[RECORDED DATA Boundary: Start]

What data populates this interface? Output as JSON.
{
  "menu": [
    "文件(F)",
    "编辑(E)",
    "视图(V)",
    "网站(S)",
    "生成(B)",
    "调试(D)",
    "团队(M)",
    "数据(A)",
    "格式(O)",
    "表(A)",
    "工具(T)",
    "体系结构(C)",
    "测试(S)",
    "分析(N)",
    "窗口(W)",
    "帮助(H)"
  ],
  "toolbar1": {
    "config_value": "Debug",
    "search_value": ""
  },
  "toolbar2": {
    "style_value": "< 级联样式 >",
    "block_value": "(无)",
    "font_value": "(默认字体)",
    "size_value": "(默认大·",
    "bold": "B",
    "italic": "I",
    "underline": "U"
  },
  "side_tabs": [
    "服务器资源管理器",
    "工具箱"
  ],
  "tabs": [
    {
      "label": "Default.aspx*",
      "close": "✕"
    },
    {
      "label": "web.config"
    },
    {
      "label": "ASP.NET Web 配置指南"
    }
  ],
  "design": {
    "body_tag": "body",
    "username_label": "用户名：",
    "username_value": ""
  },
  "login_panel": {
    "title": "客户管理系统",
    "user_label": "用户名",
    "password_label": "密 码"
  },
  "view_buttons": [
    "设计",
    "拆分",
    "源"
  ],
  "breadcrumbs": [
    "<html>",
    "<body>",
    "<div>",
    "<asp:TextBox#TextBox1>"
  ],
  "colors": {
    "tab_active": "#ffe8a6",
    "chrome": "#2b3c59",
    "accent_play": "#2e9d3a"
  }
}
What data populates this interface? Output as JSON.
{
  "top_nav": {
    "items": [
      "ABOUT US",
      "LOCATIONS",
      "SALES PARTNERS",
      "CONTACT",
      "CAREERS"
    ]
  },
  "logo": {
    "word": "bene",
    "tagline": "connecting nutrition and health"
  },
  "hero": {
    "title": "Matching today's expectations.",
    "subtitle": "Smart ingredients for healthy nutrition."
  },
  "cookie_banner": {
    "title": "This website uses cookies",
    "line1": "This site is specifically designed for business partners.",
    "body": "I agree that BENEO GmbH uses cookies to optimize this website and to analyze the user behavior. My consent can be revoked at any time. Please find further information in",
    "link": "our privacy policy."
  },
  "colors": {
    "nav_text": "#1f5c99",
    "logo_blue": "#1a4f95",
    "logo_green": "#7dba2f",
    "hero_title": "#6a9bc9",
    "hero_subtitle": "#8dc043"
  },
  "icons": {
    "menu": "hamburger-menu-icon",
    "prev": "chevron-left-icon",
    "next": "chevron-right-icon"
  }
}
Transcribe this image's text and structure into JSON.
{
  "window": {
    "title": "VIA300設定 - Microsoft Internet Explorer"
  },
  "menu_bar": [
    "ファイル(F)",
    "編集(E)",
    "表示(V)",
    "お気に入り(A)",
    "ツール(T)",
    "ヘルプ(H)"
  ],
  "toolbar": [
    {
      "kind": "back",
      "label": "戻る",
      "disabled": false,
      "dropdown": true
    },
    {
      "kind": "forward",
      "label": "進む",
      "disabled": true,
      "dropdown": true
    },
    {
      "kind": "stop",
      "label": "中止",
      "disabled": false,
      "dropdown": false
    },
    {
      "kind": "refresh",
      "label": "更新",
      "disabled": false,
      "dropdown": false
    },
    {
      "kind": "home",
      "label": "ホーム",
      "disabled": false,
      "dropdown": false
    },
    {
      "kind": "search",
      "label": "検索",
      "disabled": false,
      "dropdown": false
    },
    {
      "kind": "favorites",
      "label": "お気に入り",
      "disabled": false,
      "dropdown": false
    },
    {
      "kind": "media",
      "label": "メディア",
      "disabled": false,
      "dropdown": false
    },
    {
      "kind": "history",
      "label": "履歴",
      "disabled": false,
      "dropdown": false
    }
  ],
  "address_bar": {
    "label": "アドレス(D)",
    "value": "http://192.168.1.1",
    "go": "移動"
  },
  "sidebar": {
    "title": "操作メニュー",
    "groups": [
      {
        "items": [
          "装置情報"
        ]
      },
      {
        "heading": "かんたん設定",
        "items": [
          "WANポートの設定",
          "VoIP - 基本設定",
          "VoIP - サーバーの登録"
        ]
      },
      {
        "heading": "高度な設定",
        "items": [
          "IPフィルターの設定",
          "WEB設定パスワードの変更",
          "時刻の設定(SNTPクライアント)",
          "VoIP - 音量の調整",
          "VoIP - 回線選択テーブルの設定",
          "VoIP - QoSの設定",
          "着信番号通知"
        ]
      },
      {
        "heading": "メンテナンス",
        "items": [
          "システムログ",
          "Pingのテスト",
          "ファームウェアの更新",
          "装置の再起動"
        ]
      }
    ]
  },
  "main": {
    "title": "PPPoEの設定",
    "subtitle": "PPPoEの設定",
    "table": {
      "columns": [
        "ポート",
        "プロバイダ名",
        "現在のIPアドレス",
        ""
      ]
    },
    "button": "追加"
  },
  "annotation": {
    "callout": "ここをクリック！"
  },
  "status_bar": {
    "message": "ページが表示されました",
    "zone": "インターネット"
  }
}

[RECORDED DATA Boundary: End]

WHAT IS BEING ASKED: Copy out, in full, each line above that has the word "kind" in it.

ANSWER AREA:
      "kind": "back",
      "kind": "forward",
      "kind": "stop",
      "kind": "refresh",
      "kind": "home",
      "kind": "search",
      "kind": "favorites",
      "kind": "media",
      "kind": "history",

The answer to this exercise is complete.